When wildfires pump smoke into the air, air traffic controllers are more likely to keep flights on the ground than they would during rainy or foggy conditions.
While both the moisture from rain and fog and the smoke from wildfires can lead to reduced visibility – and thusly, flight delays – smoke can pose a greater danger.
This is due to the navigation systems pilots and air traffic controllers depend on, according to Kevin Morris with the Federal Aviation Administration.
These systems are located in the aircraft and on the ground and are particularly helpful during low visibility conditions, such as those caused by rain and fog.
Water droplets from rain and fog don’t typically impact the navigation systems, but solid particles, such as smoke and ash, can cause the navigation systems to be less effective. Because of this, air traffic controllers and pilots need to take additional safety precautions.
"This includes greater distances between arriving and departing aircraft, as well as limiting the types of aircraft they may land based on their navigation equipment," Morris said.
He added that since smoke can linger longer than fog or rain, the FAA may slow traffic to keep the airspace safe.

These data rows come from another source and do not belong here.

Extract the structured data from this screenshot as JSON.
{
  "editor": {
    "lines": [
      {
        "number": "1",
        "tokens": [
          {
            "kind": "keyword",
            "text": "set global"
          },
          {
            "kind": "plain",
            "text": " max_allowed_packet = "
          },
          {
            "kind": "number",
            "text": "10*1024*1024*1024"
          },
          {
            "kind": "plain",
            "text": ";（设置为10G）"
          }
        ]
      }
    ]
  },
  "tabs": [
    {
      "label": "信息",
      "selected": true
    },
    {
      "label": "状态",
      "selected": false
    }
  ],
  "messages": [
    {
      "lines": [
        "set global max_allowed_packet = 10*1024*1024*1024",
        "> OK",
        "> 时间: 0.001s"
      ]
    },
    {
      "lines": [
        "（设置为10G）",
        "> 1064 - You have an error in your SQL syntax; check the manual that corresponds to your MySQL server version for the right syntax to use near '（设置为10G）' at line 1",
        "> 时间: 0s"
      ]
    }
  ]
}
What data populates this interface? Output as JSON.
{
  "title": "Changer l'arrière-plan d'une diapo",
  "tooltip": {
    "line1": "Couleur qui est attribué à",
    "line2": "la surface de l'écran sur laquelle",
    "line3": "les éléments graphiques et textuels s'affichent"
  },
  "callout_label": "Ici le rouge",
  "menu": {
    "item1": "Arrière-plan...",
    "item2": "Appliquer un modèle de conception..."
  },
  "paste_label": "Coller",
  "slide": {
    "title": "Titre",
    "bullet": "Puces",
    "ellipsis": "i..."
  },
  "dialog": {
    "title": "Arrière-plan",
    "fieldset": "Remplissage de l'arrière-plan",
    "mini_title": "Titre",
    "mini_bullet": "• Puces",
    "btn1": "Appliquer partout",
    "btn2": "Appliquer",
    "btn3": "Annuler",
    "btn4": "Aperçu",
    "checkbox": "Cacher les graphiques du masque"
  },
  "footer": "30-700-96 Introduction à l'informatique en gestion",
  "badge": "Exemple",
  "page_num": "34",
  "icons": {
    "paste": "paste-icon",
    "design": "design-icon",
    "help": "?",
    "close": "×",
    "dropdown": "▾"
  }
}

Many Americans have recently experienced flight delays due to wildfire smoke in Canada moving into the eastern U.S.